It’s amazing, the things you learn on the Norfolk coast. Last month information boards filled me in on a range of subjects, from maltings to Romans. This month a Japanese girl emerged from a misty drizzle in Burnham Overy Staithe and, during a journey by bus and train back to Norwich, revealed that the tiny north Norfolk village of creeky boatiness and flinty cottages is big in Japan.
It might even be better known, 5,000 miles away in Japan, than it is in most of Norfolk. I had just finished walking another section of the coastal path, my head full of rolling dunes and glinting tidal marshes. The route had balanced high along twisting flood banks, dipped into sunken forest tracks, crossed vast sandy bays and picturesque quaysides, traced high tide lines of scattered shells and seaweed and was finally floating me back to land.
The Japanese girl first passed my husband and I, walking north out along the flood bank from the staithe.
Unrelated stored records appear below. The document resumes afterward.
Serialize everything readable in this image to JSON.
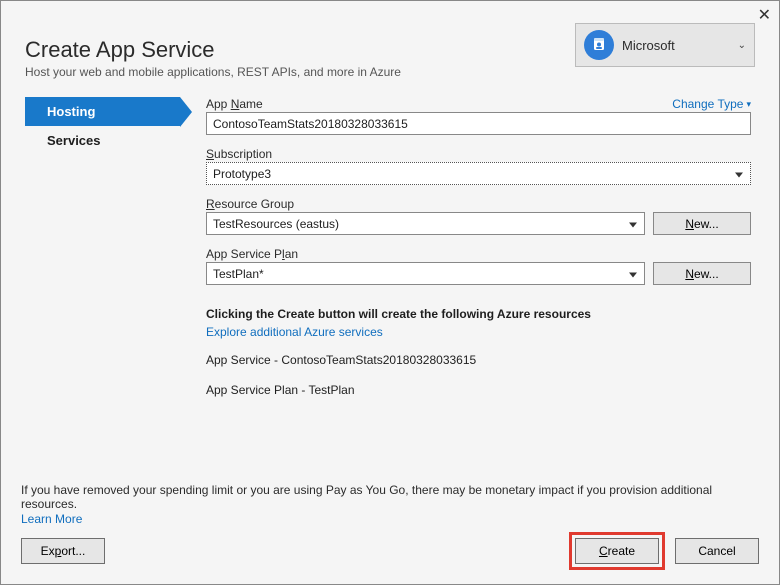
{
  "window": {
    "title": "Create App Service",
    "subtitle": "Host your web and mobile applications, REST APIs, and more in Azure"
  },
  "account": {
    "label": "Microsoft"
  },
  "sidebar": {
    "items": [
      {
        "label": "Hosting",
        "active": true
      },
      {
        "label": "Services",
        "active": false
      }
    ]
  },
  "fields": {
    "app_name": {
      "label_prefix": "App ",
      "label_accesskey": "N",
      "label_suffix": "ame",
      "value": "ContosoTeamStats20180328033615",
      "change_type": "Change Type"
    },
    "subscription": {
      "label_prefix": "",
      "label_accesskey": "S",
      "label_suffix": "ubscription",
      "value": "Prototype3"
    },
    "resource_group": {
      "label_prefix": "",
      "label_accesskey": "R",
      "label_suffix": "esource Group",
      "value": "TestResources (eastus)",
      "new_label_prefix": "N",
      "new_label_suffix": "ew..."
    },
    "app_service_plan": {
      "label_prefix": "App Service P",
      "label_accesskey": "l",
      "label_suffix": "an",
      "value": "TestPlan*",
      "new_label_prefix": "N",
      "new_label_suffix": "ew..."
    }
  },
  "summary": {
    "title": "Clicking the Create button will create the following Azure resources",
    "explore_link": "Explore additional Azure services",
    "lines": [
      "App Service - ContosoTeamStats20180328033615",
      "App Service Plan - TestPlan"
    ]
  },
  "footer": {
    "note": "If you have removed your spending limit or you are using Pay as You Go, there may be monetary impact if you provision additional resources.",
    "learn_more": "Learn More",
    "export_prefix": "Ex",
    "export_accesskey": "p",
    "export_suffix": "ort...",
    "create_prefix": "",
    "create_accesskey": "C",
    "create_suffix": "reate",
    "cancel": "Cancel"
  }
}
She reappeared as we waited for the final Sunday Coasthopper bus back to Sheringham. She was in England for a fortnight, and had visited Norwich Castle and Cathedral, Cromer and Sheringham – and tiny Burnham Overy Staithe, arriving at dusk because, perhaps expecting the speed of a Japanese bullet train, she had chosen to travel via Ely and King’s Lynn. First she told us of her love for the music of Vaughan Williams, hence the visit to Lynn, where he once collected folk tunes. Then she told us of the 1967 book When Marnie Was There, by Joan Robinson (who also wrote children’s books about Teddy Robinson.) It was set in Burnham, and made into an Oscar-nominated anime film in Japan in 2014, apparently keeping the haunting charm of the novel, although the village is relocated to Japan.
She told us all this while apologising for her English. We reciprocated by admitting our knowledge of the Japanese language ranged all the way from sumo to Sony.
There are other parts of Norfolk which are surprisingly well-known thousands of miles away. This summer Norfolk is welcoming Americans (back) to the county, exactly 75 years after they first arrived to help fight the Second World War. Bodney, Deopham, Hardwick and Tibenham are just four of the tiny agricultural villages transformed into international air bases.
Americans returning for a re-run of the Friendly Invasion will need to honour friends and relatives, but maybe they too will have time to head for the coast on a whim and feel at home in our very own California, near Yarmouth, named for a 19th century gold rush, when coins were found on the beach. And there is still plenty of gold to find on Norfolk’s coast, not necessarily sparkly metal, but an apparently inexhaustible supply of shiny new fascinating facts.